(Page and application data records)
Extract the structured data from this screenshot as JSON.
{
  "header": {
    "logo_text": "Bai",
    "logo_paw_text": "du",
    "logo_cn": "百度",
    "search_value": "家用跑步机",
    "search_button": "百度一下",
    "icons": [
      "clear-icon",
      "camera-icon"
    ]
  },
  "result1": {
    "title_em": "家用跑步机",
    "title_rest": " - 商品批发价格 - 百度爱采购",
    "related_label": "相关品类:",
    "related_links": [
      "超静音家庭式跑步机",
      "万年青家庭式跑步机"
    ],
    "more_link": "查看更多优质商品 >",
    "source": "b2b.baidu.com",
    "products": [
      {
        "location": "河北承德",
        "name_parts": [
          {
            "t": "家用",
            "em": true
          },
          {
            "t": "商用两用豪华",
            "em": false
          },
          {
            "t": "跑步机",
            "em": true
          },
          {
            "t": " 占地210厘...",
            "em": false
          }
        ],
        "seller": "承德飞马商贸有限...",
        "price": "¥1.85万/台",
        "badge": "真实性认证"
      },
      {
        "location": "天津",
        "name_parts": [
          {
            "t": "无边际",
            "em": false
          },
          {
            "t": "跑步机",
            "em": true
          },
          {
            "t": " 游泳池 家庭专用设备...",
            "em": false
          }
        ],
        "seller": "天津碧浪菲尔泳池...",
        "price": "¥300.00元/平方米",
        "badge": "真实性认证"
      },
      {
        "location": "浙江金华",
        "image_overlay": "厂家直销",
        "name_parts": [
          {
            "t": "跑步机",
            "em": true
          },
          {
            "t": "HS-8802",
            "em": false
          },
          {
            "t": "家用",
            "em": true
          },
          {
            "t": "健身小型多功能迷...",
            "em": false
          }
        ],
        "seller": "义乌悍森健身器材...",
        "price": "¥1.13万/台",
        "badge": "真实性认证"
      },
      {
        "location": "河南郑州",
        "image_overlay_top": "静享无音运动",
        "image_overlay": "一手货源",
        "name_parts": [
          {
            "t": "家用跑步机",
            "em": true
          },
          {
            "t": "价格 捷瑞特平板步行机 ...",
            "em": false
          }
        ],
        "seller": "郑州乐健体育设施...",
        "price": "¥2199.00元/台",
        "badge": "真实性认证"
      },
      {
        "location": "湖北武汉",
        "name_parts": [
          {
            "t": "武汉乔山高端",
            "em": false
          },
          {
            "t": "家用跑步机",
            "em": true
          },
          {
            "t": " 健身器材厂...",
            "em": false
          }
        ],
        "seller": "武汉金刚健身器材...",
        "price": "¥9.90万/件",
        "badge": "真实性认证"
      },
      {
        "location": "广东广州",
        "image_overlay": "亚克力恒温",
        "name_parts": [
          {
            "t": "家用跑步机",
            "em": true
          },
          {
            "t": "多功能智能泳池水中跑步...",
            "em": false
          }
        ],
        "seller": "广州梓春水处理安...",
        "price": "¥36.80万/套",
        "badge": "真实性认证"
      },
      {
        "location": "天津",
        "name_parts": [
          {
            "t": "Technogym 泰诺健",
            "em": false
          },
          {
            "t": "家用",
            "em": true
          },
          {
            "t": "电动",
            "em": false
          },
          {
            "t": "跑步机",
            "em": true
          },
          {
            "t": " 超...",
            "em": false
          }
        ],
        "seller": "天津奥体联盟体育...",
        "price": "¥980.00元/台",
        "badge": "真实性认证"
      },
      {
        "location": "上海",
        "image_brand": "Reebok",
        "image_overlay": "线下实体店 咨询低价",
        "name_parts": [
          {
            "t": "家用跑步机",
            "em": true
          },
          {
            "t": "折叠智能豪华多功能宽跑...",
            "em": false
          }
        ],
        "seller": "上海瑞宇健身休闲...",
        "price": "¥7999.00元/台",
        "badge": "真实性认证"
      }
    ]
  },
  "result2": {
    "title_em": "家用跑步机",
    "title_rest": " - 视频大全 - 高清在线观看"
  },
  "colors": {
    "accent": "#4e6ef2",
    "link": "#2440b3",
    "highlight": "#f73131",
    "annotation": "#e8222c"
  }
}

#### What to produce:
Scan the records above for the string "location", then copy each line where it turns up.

#### Exercise solution:
        "location": "河北承德",
        "location": "天津",
        "location": "浙江金华",
        "location": "河南郑州",
        "location": "湖北武汉",
        "location": "广东广州",
        "location": "天津",
        "location": "上海",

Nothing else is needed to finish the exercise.